Thursday, February 6, 2014

Break All the Rules of Addiction--Part 1

Some bad habits seem rock solid, unmovable. Especially the ones we keep trying to kick, but can't.

Fortunately, the scaffolding that supports addiction in our lives is surprisingly flimsy. A few well-timed strikes on key support beams can do serious damage.

Defy a rule of addiction and you weaken its hold. Keep rebelling and you're on the path of freedom. Make rule-breaking a regular part of your life, and freedom will eventually be yours!

Over the next few days I'm going to post on some of the key rules of addiction and how to break them.

Addiction's Rule #1: Trust the Trance. Addiction simply cannot keep us relapsing unless, from time to time, it rips us out of our right minds and plops us into a state of urgency and craving. To sway us, our sentiments have to shift from the everyday-usual to distorted and driven. The continuation of addiction depends entirely on these intermittent episodes of absolutely immersed myopia.

To Break the Rule: Look at Your Lenses. This means taking the time to step back and look at our sentiments, rather than continuing to merely look at life through our sentiments.

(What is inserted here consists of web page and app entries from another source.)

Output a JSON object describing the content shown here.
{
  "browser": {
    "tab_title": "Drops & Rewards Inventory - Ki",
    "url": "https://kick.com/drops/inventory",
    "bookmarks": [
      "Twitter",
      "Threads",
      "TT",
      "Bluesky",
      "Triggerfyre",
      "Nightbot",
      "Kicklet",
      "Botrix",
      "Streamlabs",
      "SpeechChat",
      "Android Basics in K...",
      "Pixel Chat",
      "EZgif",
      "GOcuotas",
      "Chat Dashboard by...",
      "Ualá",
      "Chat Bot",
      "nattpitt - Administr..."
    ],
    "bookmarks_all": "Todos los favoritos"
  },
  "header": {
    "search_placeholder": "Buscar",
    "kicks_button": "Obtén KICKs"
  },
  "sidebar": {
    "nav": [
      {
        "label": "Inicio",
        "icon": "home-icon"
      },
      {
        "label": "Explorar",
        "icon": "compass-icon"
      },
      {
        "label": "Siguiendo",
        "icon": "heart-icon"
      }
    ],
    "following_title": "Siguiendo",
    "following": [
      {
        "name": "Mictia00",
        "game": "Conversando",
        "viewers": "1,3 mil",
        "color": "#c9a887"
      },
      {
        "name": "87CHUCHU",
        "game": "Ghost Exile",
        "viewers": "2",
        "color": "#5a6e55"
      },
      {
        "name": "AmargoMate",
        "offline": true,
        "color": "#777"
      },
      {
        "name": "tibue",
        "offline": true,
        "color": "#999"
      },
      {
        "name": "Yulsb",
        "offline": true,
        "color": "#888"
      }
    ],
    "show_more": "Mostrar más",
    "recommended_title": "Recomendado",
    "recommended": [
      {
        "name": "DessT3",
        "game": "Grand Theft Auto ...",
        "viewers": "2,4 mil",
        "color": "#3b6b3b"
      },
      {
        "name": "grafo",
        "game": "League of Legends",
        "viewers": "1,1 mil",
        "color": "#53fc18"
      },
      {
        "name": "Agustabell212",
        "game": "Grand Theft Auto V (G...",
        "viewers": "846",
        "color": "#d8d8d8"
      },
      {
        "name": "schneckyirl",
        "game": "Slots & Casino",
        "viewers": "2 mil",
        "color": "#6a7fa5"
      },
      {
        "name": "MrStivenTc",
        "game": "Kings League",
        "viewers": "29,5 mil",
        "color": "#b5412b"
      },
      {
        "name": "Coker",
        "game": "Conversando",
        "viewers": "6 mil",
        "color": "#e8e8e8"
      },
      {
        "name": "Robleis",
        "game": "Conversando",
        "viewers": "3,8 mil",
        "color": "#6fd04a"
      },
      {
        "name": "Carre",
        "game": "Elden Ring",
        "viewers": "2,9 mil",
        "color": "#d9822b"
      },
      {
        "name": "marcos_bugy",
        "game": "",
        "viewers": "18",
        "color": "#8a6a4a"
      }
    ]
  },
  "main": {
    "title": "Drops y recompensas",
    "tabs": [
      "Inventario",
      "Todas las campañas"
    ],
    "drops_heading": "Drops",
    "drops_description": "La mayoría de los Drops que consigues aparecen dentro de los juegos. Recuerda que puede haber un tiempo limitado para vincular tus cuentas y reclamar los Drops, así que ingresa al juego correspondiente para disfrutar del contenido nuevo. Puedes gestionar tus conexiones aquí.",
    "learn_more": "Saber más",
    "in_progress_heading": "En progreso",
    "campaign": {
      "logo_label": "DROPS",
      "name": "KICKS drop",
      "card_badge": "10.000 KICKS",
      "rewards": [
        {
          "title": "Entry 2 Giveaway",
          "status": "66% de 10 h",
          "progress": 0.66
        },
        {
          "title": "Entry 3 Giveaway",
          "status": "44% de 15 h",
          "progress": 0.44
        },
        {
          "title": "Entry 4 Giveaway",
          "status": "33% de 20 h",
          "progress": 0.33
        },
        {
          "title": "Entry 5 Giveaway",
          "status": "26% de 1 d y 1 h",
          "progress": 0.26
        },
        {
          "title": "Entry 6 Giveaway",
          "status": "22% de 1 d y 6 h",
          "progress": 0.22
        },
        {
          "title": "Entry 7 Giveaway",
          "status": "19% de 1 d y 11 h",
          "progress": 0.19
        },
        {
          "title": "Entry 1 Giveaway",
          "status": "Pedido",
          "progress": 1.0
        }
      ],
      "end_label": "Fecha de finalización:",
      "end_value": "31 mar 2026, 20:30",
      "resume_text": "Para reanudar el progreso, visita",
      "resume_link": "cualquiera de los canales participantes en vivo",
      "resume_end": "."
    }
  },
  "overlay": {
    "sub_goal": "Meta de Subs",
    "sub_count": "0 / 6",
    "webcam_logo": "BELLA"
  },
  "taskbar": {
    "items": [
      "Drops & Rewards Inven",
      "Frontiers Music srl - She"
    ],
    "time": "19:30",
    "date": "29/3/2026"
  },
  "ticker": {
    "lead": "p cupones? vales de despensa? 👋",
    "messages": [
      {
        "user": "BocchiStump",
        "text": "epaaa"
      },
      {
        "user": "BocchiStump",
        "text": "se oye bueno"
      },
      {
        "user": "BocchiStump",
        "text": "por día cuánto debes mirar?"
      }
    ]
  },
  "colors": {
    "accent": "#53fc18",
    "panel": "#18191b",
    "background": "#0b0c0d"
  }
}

Sentiment is defined as a thought, view, or attitude, based mainly on emotion instead of reason. Our sentiments morph and mutate all the time. They're like those transition lens glasses: clear indoors, darker outside on a sunny day. Our sentiments are naturally going to vacillate all over the place. One moment we're committed to finding a home for that poor orphaned cat and the next we're ready to scream at the landlord for cardboard-thin doors that don't block out the meowing.

Erratically bouncing sentiments are not a problem, they're part of life. The scientists who study consciousness insist that the problem is when we fuse with our sentiments. We forget that our emotional transition lenses will change shades again in a few minutes. When we're fused, this moment's sentiment doesn't get a skeptical squint from us, it gets total buy in. We break this rule of addiction when we squint skeptically and remember that we got to this point because the shade of our sentiments changed, and it will keep changing if we just give it time.

Your Daily Dose: The Instant Replay Game. When you catch a change in sentiment, even a seductively slight shift in your state of mind, 1) articulate the thought, 2) repeat the thought in "you" form (making it a statement said to you instead of by you), and then 3) attribute that thought to a part of your mind and give that part a pet name.

For example, let's say I've committed to watching my calorie intake. But halfway through an afternoon of spreadsheets I start to wonder if that's the leftover donuts I hear, beckoning me all the way from the break room. "Wait, I was gung-ho, now I'm starting to waver. Here's where I Instant Replay it: I just thought, 'I should go see if there are any donuts left.' Oh, 'go see.' That's an interesting way of putting it--not necessarily eat one, just gather recon. Which part my mind said, 'You should go see if there are any donuts left'? Let's see: Is that Hunger talking? Not really. Still full enough from lunch. Sweet Tooth maybe? Actually, I think it's Tom Sawyer talking: 'You're not going to just keep working, are you? Well okay, but if we can't play hooky, the least you can do is feed me another glazed with sprinkles.'"

Or let's say I'm trying to kick a porn habit. I've been doing great for a couple of months, but my wife's at her sister's place for the weekend. I walk in to get ready for bed and discover her iPad on the dresser. Unlike my laptop, it's not password protected. "Nope," I say to myself, and I turn to walk into the bathroom. But then I realize my heart's pounding and I'm breathless. "Ahh. Wow! That suddenly: launch sequence initiated. Time for Instant Replay: I just thought, 'I didn't go looking, the opportunity just fell into my lap!' Which one of you in there said, 'You didn't seek it out so, hey, you get a free pass'? Was that Lester the Luster--always hoping and hungry? Not particularly. It's not so much sex itself I'm craving. Just been a long day and I'm still feeling tense. Soother, that's you in there, isn't it, looking for a little tenderness. Or maybe Escapist, craving blissful oblivion. Well, I appreciate the input guys, I really do. But that hasn't worked out so well for me in the past, as you'll recall."

Hope that gives you enough to go on. Try out the Instant Replay Game for yourself. And be sure to tune in next time as we explore how to break addiction's Rule #2: Don't Get Too Down


  1. It seems like really helpful stuff here...I can relate on the donuts, lol! Your blog is such a great resource. Any chance you could address some betrayal trauma stuff here in the near future, or talk about how intimacy, sexual intimacy withstanding and make the case as to why it is in opposition to addiction? Or re-establishing trust...I don't want to interrupt the sequence you've been teaching though.

    1. Hi Kari,
      Thanks for your input. Yes, those are such important topics. They need to be addressed by me or a guest, for sure. Perhaps Kevin Skinner would do a guest post on betrayal trauma...

  2. Thanks Mark. That's an idea! Although I don't want to undermine your talent of explaining with compassion and assertiveness.